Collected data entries
▼

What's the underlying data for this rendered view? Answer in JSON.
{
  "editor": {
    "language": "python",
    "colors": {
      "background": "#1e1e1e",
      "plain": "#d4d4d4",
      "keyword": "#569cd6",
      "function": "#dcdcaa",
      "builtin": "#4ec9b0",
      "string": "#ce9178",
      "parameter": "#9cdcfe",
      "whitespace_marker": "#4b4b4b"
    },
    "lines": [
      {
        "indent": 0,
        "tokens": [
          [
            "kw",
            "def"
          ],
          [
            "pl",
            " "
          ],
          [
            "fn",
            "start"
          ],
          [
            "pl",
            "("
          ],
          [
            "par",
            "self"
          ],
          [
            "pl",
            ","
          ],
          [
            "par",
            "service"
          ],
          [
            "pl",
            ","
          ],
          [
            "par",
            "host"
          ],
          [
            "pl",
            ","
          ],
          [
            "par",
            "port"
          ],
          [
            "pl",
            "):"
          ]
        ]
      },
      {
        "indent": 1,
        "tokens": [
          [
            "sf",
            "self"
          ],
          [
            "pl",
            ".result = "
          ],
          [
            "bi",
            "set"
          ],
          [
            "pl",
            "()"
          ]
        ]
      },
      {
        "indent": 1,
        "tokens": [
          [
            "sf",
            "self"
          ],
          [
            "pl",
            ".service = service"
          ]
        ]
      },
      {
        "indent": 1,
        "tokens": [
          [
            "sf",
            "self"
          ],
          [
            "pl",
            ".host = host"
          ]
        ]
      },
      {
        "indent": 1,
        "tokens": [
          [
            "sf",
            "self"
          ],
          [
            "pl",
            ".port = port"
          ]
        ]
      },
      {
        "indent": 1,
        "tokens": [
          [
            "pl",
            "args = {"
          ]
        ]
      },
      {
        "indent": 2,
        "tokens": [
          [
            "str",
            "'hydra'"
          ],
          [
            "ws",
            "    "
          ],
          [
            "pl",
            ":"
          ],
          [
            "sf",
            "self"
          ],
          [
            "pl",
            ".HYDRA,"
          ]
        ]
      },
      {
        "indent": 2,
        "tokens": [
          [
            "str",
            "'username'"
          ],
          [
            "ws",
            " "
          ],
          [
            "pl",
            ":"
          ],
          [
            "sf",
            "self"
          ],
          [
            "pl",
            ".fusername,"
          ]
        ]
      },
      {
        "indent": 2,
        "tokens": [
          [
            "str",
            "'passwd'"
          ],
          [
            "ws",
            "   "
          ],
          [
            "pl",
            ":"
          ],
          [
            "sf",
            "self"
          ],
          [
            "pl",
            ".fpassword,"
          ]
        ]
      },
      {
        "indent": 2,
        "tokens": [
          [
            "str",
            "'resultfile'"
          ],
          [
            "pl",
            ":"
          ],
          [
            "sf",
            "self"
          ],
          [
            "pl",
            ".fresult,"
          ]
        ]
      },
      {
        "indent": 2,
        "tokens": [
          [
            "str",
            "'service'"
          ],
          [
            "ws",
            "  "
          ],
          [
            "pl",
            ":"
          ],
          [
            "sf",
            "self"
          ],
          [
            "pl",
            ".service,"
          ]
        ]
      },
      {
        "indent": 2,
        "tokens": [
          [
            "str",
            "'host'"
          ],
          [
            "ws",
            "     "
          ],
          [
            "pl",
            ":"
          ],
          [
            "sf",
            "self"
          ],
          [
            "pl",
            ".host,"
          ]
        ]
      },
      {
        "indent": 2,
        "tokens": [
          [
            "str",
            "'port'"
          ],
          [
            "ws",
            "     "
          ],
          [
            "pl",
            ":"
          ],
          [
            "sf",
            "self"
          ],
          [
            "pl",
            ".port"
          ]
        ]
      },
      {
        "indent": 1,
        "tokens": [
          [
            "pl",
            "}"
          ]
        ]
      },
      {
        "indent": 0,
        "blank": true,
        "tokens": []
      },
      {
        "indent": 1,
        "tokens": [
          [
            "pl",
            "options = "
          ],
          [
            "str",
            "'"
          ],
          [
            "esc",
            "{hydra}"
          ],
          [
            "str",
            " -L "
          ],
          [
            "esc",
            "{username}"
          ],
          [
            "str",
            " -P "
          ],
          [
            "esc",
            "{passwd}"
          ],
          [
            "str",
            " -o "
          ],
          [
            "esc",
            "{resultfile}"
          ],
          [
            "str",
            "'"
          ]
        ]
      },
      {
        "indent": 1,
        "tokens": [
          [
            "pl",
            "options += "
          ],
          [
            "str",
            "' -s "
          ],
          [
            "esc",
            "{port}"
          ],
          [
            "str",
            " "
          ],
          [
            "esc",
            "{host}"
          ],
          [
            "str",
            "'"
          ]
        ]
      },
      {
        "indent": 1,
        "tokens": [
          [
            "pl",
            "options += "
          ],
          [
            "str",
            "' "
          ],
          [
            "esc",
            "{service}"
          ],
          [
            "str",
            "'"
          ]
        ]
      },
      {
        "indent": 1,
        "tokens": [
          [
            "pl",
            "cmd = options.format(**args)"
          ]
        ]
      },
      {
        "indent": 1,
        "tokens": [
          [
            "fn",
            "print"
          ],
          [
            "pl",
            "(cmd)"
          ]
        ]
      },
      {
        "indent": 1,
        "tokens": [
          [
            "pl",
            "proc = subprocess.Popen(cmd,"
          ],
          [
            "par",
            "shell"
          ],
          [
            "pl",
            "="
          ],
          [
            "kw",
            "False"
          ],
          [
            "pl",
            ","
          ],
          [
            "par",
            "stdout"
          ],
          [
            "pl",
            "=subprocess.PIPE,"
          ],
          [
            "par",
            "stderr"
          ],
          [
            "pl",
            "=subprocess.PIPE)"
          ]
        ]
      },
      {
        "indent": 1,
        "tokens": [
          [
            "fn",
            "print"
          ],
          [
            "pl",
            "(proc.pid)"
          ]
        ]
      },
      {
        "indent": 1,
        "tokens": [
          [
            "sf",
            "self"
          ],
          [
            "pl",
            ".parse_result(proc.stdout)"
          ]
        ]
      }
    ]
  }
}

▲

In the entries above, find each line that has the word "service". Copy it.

=== Response ===
            "service"
            ".service = service"
            "'service'"
            ".service,"
            "{service}"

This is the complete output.